iMinister was going to run for president this week, announcing her candidacy in a sermon, but this brilliant sermonic ploy was spoiled by a real life civil disobedience campaign. iMinister is annoyed.
This campaign of about 30, mostly Evangelical pastors (they tried to get others involved) will challenge the IRS's rules that tax exempt organizations such as churches can't engage in candidate politics, only in issue politics. They are going to go ahead an endorse their chosen candidate from their pulpits this Sunday and take the consequences. They say they'll sue the government if they do loose their tax exempt status. Read more here.

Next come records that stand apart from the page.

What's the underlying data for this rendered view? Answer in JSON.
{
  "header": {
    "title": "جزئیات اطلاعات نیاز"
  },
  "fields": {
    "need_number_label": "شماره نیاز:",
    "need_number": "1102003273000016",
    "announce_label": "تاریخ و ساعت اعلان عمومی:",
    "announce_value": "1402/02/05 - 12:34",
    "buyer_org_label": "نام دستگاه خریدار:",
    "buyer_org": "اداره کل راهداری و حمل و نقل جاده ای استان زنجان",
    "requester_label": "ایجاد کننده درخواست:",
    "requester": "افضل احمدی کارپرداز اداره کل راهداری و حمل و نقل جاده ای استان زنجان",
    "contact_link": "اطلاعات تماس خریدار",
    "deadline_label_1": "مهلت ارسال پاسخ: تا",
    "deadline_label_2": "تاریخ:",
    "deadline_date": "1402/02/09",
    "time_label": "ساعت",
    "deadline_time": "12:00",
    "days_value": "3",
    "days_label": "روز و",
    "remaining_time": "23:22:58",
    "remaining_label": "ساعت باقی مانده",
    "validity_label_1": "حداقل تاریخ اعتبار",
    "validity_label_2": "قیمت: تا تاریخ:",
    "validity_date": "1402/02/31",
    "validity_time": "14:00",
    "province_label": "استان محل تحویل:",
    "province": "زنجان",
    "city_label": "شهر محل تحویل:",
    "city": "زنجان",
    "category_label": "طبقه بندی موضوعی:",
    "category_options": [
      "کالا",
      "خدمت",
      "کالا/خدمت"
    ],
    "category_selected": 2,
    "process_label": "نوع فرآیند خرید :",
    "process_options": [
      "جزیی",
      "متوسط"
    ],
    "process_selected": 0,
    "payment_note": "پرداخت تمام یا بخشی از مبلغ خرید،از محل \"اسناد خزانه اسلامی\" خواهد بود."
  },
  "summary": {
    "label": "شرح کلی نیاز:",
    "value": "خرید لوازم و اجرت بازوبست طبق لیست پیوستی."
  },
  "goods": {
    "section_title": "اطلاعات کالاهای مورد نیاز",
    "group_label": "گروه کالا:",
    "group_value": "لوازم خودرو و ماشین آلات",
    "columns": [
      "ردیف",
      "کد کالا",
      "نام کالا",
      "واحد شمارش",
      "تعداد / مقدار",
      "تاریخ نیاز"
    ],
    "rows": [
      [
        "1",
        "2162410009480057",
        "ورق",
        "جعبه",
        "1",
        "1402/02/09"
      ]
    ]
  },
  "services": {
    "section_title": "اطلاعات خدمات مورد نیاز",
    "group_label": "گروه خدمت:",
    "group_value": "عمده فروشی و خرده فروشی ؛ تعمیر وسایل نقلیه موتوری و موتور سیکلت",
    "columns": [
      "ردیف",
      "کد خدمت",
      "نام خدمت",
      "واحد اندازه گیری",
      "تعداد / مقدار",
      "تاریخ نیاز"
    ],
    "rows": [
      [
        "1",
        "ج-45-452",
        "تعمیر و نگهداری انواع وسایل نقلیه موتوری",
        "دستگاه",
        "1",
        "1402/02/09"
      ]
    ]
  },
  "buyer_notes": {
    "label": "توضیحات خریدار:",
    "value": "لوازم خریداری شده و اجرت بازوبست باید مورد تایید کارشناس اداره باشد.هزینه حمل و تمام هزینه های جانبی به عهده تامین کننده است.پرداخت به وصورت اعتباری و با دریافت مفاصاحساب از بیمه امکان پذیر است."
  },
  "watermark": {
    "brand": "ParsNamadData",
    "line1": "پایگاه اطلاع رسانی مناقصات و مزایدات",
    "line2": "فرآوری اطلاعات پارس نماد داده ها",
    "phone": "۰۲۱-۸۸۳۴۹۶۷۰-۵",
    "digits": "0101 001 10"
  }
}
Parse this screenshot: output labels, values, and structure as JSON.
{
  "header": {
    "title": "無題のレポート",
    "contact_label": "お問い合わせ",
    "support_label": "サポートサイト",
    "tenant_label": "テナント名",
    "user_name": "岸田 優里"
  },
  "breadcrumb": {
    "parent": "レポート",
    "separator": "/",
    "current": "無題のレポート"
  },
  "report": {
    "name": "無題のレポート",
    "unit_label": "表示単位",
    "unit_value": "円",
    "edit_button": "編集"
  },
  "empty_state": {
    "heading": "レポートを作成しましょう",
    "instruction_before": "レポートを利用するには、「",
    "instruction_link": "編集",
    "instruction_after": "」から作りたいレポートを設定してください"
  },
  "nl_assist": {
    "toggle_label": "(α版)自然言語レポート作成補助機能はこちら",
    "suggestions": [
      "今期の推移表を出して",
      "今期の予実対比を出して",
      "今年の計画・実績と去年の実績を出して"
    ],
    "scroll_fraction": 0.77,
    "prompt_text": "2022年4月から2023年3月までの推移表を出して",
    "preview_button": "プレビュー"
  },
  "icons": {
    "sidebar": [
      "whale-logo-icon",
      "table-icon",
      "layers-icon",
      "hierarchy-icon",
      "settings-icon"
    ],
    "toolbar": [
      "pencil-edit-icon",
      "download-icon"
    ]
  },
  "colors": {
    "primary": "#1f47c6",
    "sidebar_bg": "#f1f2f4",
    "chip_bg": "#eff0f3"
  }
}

iMinister thinks this is a bit foolish, but she's aware that the IRS has been both negligent (especially to conservative churches) in enforcing its rules and out of bounds (especially to liberal churches) in harassing ministers who are staying on their proper side of the endorsement line, and she'd appreciate a clarification of the situation which is, after all, what often comes out of court cases and high drama publicity.
She also thinks that any preacher who can't figure out a way to preach "on the issues" such that the congregation can't figure out who the preacher wishes his or her people would vote for is not a very skilled preacher, so she doesn't put much stock in complaints about this particular rule being any real infringement on religious needs. She suspects that this the real inhibition these preachers feel is to their own egos, which are pinched when they can't tell their flocks how to vote.
IRS specializes in slow response, so I doubt if we'll know by Monday.
And if you want to know about iMinister's platform, check here on Tuesday.